One may be surprised to learn that there is a rich Liechtenstein legacy located in the American heartland. Traveling through the streets of Omaha, Nebraska, one will undoubtedly feast one’s eyes upon the works of Liechtenstein native and architect John Latenser (born Laternser).
John Latenser (center).
Born into a family of architects in Nendeln, Latenser trained at a polytechnic college in Stuttgart, Germany before immigrating to the United States. He spent seven years employed as a draftsman in Chicago before moving to Omaha in 1886. It was in Omaha where he so impressed city leaders that he was hired to design the Webster Street schoolhouse, despite having been in Omaha only for a short period of time. Latenser would establish an esteemed architectural practice in the city, even gaining the attention of then President Grover Cleveland, who appointed him superintendent of construction for the post office located at 16th and Dodge Streets in Omaha. Other notable projects of Latenser include the Scottish Rite Masonic Center and Central High School. By introducing a neo-classical architectural style based on stone, Latenser ushered a new era into Omaha, at a time when most buildings were constructed out of brick and wood.
The Scottish Rite Masonic Center in Omaha.
Even after his death in 1936, his legacy would live on through his son John Jr. who was also an accomplished architect and built upon his father’s body of work by constructing several prominent buildings including the University of Nebraska Medical Center, the Douglas County Courthouse, and the city’s St. John Greek Orthodox Church.

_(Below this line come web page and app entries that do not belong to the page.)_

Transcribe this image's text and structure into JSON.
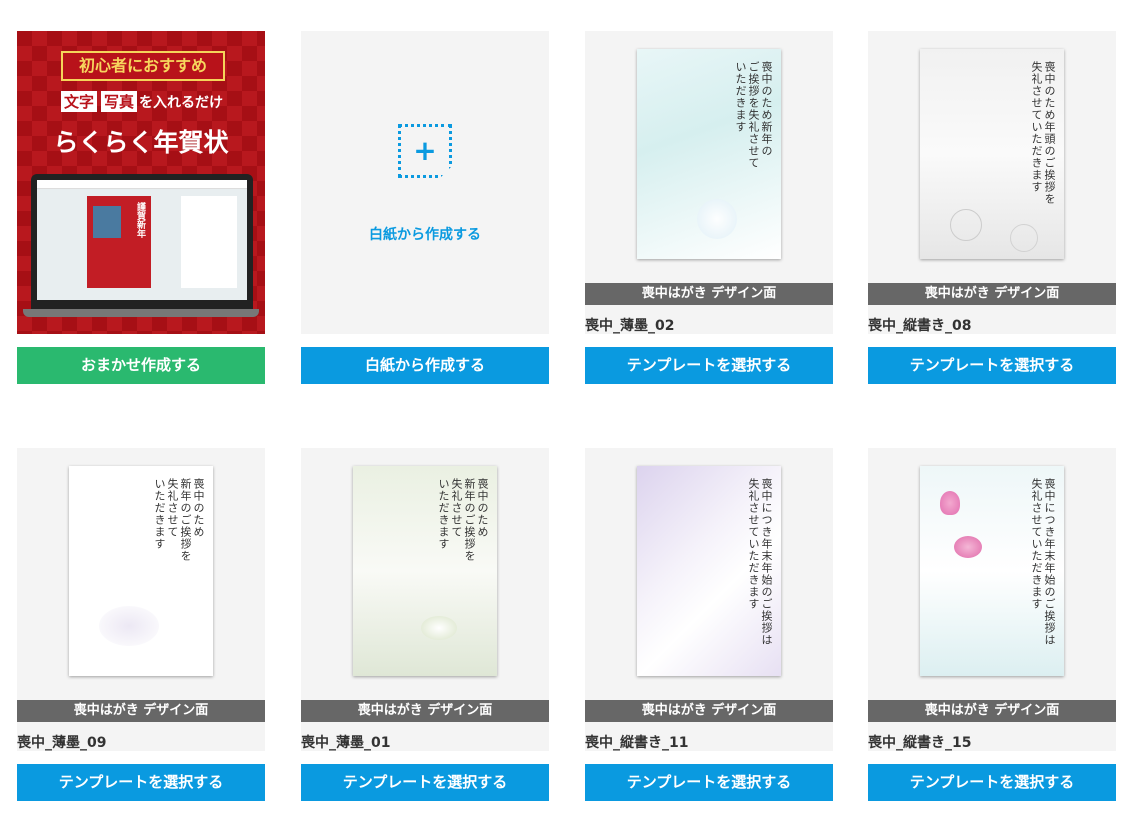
{
  "cards": [
    {
      "promo": {
        "top": "初心者におすすめ",
        "word1": "文字",
        "word2": "写真",
        "mid_rest": "を入れるだけ",
        "title": "らくらく年賀状",
        "screen_card": "謹賀新年"
      },
      "button": "おまかせ作成する",
      "button_color": "#2ab96f"
    },
    {
      "blank_label": "白紙から作成する",
      "button": "白紙から作成する"
    },
    {
      "badge": "喪中はがき デザイン面",
      "name": "喪中_薄墨_02",
      "button": "テンプレートを選択する",
      "postcard": {
        "heading": "喪中のため新年の\nご挨拶を失礼させて\nいただきます"
      }
    },
    {
      "badge": "喪中はがき デザイン面",
      "name": "喪中_縦書き_08",
      "button": "テンプレートを選択する",
      "postcard": {
        "heading": "喪中のため年頭のご挨拶を\n失礼させていただきます"
      }
    },
    {
      "badge": "喪中はがき デザイン面",
      "name": "喪中_薄墨_09",
      "button": "テンプレートを選択する",
      "postcard": {
        "heading": "喪中のため\n新年のご挨拶を\n失礼させて\nいただきます"
      }
    },
    {
      "badge": "喪中はがき デザイン面",
      "name": "喪中_薄墨_01",
      "button": "テンプレートを選択する",
      "postcard": {
        "heading": "喪中のため\n新年のご挨拶を\n失礼させて\nいただきます"
      }
    },
    {
      "badge": "喪中はがき デザイン面",
      "name": "喪中_縦書き_11",
      "button": "テンプレートを選択する",
      "postcard": {
        "heading": "喪中につき年末年始のご挨拶は\n失礼させていただきます"
      }
    },
    {
      "badge": "喪中はがき デザイン面",
      "name": "喪中_縦書き_15",
      "button": "テンプレートを選択する",
      "postcard": {
        "heading": "喪中につき年末年始のご挨拶は\n失礼させていただきます"
      }
    }
  ],
  "colors": {
    "primary_button": "#0a9ae0",
    "badge_bg": "#676767",
    "thumb_bg": "#f4f4f4"
  },
  "icons": {
    "blank": "plus-icon"
  }
}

By the 1930s, virtually all the city blocks in downtown Omaha featured a building that had been designed by John Latenser & Sons. Recently, the organization Restore Omaha provided tours and held a reception at the Scottish Rites Masonic Center, as part of an effort to encourage awareness amongst the public of some of Omaha’s older buildings. There are currently more than a dozen buildings on the National Register of Historic Places that are creations of the senior John Latenser. It’s no surprise then that this son of Liechtenstein, whose work has so greatly influenced his adopted American city, has been given the moniker by locals of “Omaha’s architect”.